Cheri Raven hears drilling whenever she takes a shower. “Sometimes it sounds so close, you think a miner’s going to pop up the plughole.” Like her neighbors, Raven is convinced that Kalgoorlie Consolidated Gold Mining, which runs the Super Pit for Newmont and Barrick, would like to depopulate Williamstown. It has already bought and bulldozed houses.
Raven said: “This is my home and I’m not moving; it doesn’t matter how much money they offer me. My grandparents lived here; my husband and I were both raised here; I’ve got history here.”
The frenzy of activity in this region is part of a spectacular mining boom propping up the Australian economy. Already the world’s second largest gold producer, Australia could overtake China this year. Kalgoorlie, where fortunes have ebbed and flowed since Paddy Hannan’s day, prospered during the global financial crisis, with investors flocking to gold, a traditional “safe haven.”
During that period — as much of the world held its breath — a new $8.5-million shopping center opened in the town, while work proceeded on a $17-million golf course. “The global financial crisis?” shrugged Russell Cole, the Super Pit’s general manager. “We watched it on our new plasma-screen TVs and heard about it as we drove to work in our big new cars.”
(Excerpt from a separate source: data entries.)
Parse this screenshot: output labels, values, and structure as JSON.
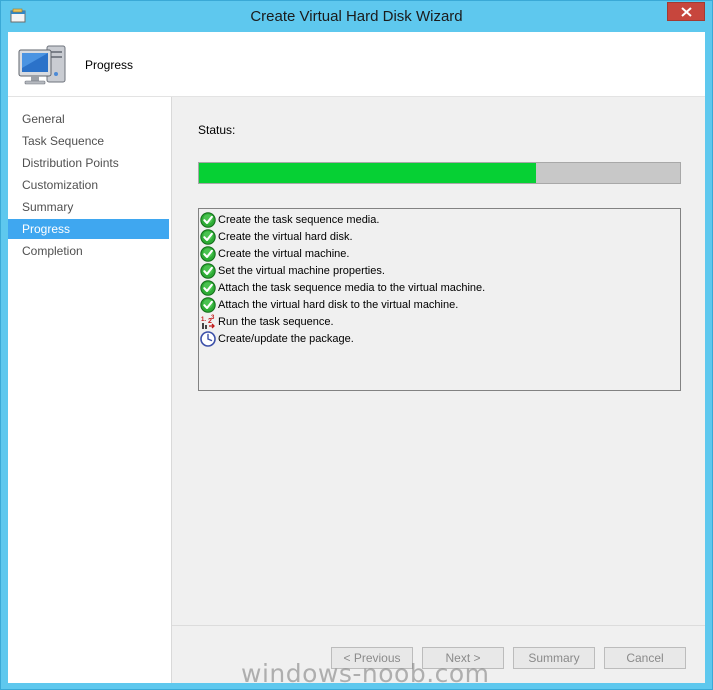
{
  "window": {
    "title": "Create Virtual Hard Disk Wizard"
  },
  "header": {
    "title": "Progress"
  },
  "nav": {
    "items": [
      {
        "label": "General",
        "selected": false
      },
      {
        "label": "Task Sequence",
        "selected": false
      },
      {
        "label": "Distribution Points",
        "selected": false
      },
      {
        "label": "Customization",
        "selected": false
      },
      {
        "label": "Summary",
        "selected": false
      },
      {
        "label": "Progress",
        "selected": true
      },
      {
        "label": "Completion",
        "selected": false
      }
    ]
  },
  "content": {
    "status_label": "Status:",
    "progress_fraction": 0.7,
    "steps": [
      {
        "text": "Create the task sequence media.",
        "state": "done",
        "icon": "checkmark-icon"
      },
      {
        "text": "Create the virtual hard disk.",
        "state": "done",
        "icon": "checkmark-icon"
      },
      {
        "text": "Create the virtual machine.",
        "state": "done",
        "icon": "checkmark-icon"
      },
      {
        "text": "Set the virtual machine properties.",
        "state": "done",
        "icon": "checkmark-icon"
      },
      {
        "text": "Attach the task sequence media to the virtual machine.",
        "state": "done",
        "icon": "checkmark-icon"
      },
      {
        "text": "Attach the virtual hard disk to the virtual machine.",
        "state": "done",
        "icon": "checkmark-icon"
      },
      {
        "text": "Run the task sequence.",
        "state": "running",
        "icon": "task-sequence-icon"
      },
      {
        "text": "Create/update the package.",
        "state": "pending",
        "icon": "clock-icon"
      }
    ]
  },
  "buttons": {
    "previous": "< Previous",
    "next": "Next >",
    "summary": "Summary",
    "cancel": "Cancel"
  },
  "watermark": "windows-noob.com",
  "colors": {
    "title_bar": "#5ec8ee",
    "progress_fill": "#06d034",
    "nav_selected": "#3fa7f0",
    "close_button": "#c7463d"
  }
}
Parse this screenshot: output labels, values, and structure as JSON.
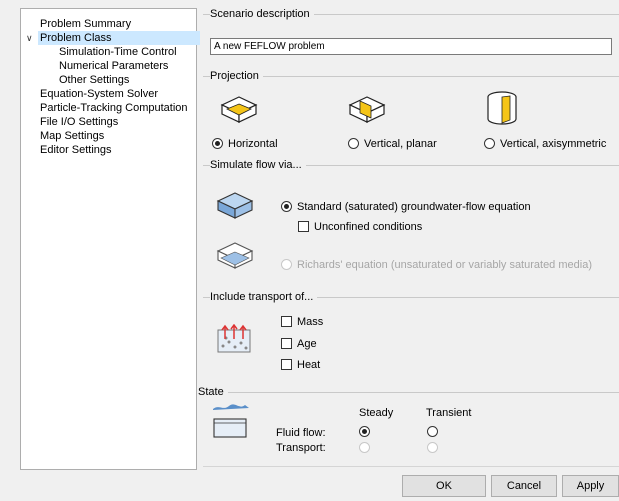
{
  "tree": {
    "items": [
      {
        "label": "Problem Summary",
        "indent": 0
      },
      {
        "label": "Problem Class",
        "indent": 0,
        "selected": true,
        "expanded": true
      },
      {
        "label": "Simulation-Time Control",
        "indent": 2
      },
      {
        "label": "Numerical Parameters",
        "indent": 2
      },
      {
        "label": "Other Settings",
        "indent": 2
      },
      {
        "label": "Equation-System Solver",
        "indent": 0
      },
      {
        "label": "Particle-Tracking Computation",
        "indent": 0
      },
      {
        "label": "File I/O Settings",
        "indent": 0
      },
      {
        "label": "Map Settings",
        "indent": 0
      },
      {
        "label": "Editor Settings",
        "indent": 0
      }
    ],
    "expander_icon": "chevron-down-icon"
  },
  "scenario": {
    "title": "Scenario description",
    "value": "A new FEFLOW problem"
  },
  "projection": {
    "title": "Projection",
    "options": [
      {
        "label": "Horizontal",
        "selected": true,
        "icon": "horizontal-projection-icon"
      },
      {
        "label": "Vertical, planar",
        "selected": false,
        "icon": "vertical-planar-icon"
      },
      {
        "label": "Vertical, axisymmetric",
        "selected": false,
        "icon": "vertical-axisymmetric-icon"
      }
    ]
  },
  "flow": {
    "title": "Simulate flow via...",
    "standard_label": "Standard (saturated) groundwater-flow equation",
    "standard_selected": true,
    "unconfined_label": "Unconfined conditions",
    "unconfined_checked": false,
    "richards_label": "Richards' equation (unsaturated or variably saturated media)",
    "richards_selected": false,
    "richards_enabled": false
  },
  "transport": {
    "title": "Include transport of...",
    "options": [
      {
        "label": "Mass",
        "checked": false
      },
      {
        "label": "Age",
        "checked": false
      },
      {
        "label": "Heat",
        "checked": false
      }
    ]
  },
  "state": {
    "title": "State",
    "col_steady": "Steady",
    "col_transient": "Transient",
    "row_fluid": "Fluid flow:",
    "row_transport": "Transport:",
    "fluid_steady": true,
    "transport_enabled": false
  },
  "buttons": {
    "ok": "OK",
    "cancel": "Cancel",
    "apply": "Apply"
  },
  "colors": {
    "accent": "#f5c518",
    "blue": "#7aa7d8",
    "selection": "#cce8ff"
  }
}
However, no one from the aboriginal community of Ninga Mia, a cluster of run-down houses and rusting abandoned cars, works at the pit. According to Geoffrey Stokes, a local pastor, the benefits of living next-door to one of the world’s richest gold mines amount to “sweet nothing, beside the pollution and the dust and the noise.”
Stokes said: “Every week we have a funeral in Kalgoorlie: that’s our reality. We die of common diseases while the rest of the community gets fat and rich on our birthright, our inheritance.”
Kalgoorlie Consolidated Gold Mining rejects the criticisms. “If the wind is blowing toward town, we don’t blast, and we’ve not blasted for two or three weeks at a time sometimes,” said Russell Cole. He notes that the company contributes $85,000 a year to community groups. Complaints to its “Public Interaction Line” are quickly followed up.
But disgruntled residents are unimpressed, and Steve Kean, who lives in Williamstown, expects the mine’s expansion to make life worse. “It’s like a nightmare,” he said. “It feels like the Super Pit is swallowing up the town.”